4 Replies Latest reply on Oct 14, 2015 11:12 AM by gkaiseril

    Add 44 days to today's date and display dd mmmm yyyy

    glennh50606799 Level 1

      I have created a form in Acrobat Pro DC and I need a form field to display the date 44 days from the day the form is filled out.  Have searched these forums and found answers that are close but they all seem to calculate based on another field in the document.  I don't have the current date on the form and I'm javascript 'challenged' so can't work it out.

       

      So when the user opens the form today (13 October 2015) the from field should display 26 November 2015.

       

      Thanks in advance for your help.

        • 1. Re: Add 44 days to today's date and display dd mmmm yyyy
          glennh50606799 Level 1

          From this post Working with date and time in acrobat JavaScript help request...

           

          I changed the days so it looks like this...

           

          // get the number of milliseconds from the current date object;

          var rightNow = (new Date()).getTime();

          // define 44 days in milliseconds;

          var fortyfourDays = 44 * 24 * 60 * 60 * 1000;

          // add 44 days to the value of right now and assign the result to final time;

          var finalTime = rightNow + fortyfourDays;

          // convert the finalTime value to a date object;

          var theNewDate = new Date(finalTime);

          // display the result;

          console.println("44 days from now is: " + theNewDate.toString());

           

          This calculates perfectly in the console window.  Now I just need to find out how to get it to display in the form field...

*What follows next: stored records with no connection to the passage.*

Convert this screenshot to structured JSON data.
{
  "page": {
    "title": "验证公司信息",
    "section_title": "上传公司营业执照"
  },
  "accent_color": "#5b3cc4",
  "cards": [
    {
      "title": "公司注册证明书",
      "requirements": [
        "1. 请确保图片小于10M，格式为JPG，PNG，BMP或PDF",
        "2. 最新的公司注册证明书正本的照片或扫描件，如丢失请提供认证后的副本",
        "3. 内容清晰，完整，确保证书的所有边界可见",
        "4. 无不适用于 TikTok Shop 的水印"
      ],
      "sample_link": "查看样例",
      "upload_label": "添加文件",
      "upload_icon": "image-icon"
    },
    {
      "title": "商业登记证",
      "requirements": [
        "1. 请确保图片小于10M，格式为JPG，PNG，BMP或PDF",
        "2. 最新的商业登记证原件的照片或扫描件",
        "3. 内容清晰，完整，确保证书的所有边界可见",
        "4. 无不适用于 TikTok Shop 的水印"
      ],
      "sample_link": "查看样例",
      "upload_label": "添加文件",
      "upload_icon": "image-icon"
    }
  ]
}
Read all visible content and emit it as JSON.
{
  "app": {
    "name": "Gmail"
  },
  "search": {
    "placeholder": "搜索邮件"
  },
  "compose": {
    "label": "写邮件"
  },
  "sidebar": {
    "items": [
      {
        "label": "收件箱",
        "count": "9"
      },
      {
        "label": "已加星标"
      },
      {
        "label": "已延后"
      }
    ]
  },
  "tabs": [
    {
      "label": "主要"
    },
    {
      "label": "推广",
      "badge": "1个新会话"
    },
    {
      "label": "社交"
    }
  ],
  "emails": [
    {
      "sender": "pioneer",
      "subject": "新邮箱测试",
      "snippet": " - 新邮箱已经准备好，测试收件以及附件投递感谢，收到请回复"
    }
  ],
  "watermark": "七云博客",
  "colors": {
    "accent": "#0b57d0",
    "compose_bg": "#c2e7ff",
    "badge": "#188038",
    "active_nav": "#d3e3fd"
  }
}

          • 2. Re: Add 44 days to today's date and display dd mmmm yyyy
            gkaiseril MVP & Adobe Community Professional

            Another approach would be to use JavaScript's getDate() and setDate() methods for the date object.

             

            // get the current date object;

            var oNow = new Date();

            // new date object

            var oNew = new Date();

            // get the current date from the date object;

            var nNowDate = oNow.getDate();

            // add 44 days to the current date;

            var nNewDate = nNowDate + 44;

            // update new date object;

            oNew.setDate(nNewDate);

            // format the new date object text string;

            var cNewDate = util.printd("dd mmmm yyyy", oNew);

            // set field value;

            event.value = cNewDate;

            // show some information;

            console.show();

            console.clear();

            console.println("Today is : " + util.printd("dd mmmm yyyy", oNew));

            console.println("Today's date is: " + oNow.getDate());

            console.println("Today's date = 44 days: " + nNewDate);

            console.println("44 days from now is: " + cNewDate);

             

            The script could be more compact by combining several lines of code into one line of code:

             

            // get the current date object;

            var oNow = new Date();

            // add 44 days to the current date;

            oNow.setDate(oNow.getDate() + 44);

            // set field value;

            event.value = util.printd("dd mmmm yyyy", oNow);

            • 3. Re: Add 44 days to today's date and display dd mmmm yyyy
              glennh50606799 Level 1

              Thanks G, that works perfectly.  Just out of interest is it the 'console.show()' that actually outputs the result to the form field rather than just being visible in the debugger console?

              • 4. Re: Add 44 days to today's date and display dd mmmm yyyy
                gkaiseril MVP & Adobe Community Professional

                "console.show()" only opens the JavaScript console so any messages sent tot he console device can be viewed. It was used to show the interim results during the calculation. I prefer to use the getDAys/setDays since using the milliseconds for a unit like a day or longer is at best an estimate since a year is almost 365.2425 days and most users would use 365.25. The difference between using the day count and the estimated value becomes evident around the 100 year mark.